* **Aim of the exercise**: Lines containing the word "Resources" are the ones to copy from the records below.
-------- Input data --------
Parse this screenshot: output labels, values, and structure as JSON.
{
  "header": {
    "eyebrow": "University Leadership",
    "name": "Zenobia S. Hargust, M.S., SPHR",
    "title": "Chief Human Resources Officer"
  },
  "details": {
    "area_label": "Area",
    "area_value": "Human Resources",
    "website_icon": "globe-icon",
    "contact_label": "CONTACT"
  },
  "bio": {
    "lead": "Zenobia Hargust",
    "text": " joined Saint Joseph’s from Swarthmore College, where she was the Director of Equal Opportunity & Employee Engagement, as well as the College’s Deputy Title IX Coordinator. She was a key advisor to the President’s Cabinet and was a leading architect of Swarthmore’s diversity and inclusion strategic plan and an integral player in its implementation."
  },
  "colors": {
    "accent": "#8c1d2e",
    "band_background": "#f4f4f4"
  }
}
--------
* **Worked solution**:
    "title": "Chief Human Resources Officer"
    "area_value": "Human Resources",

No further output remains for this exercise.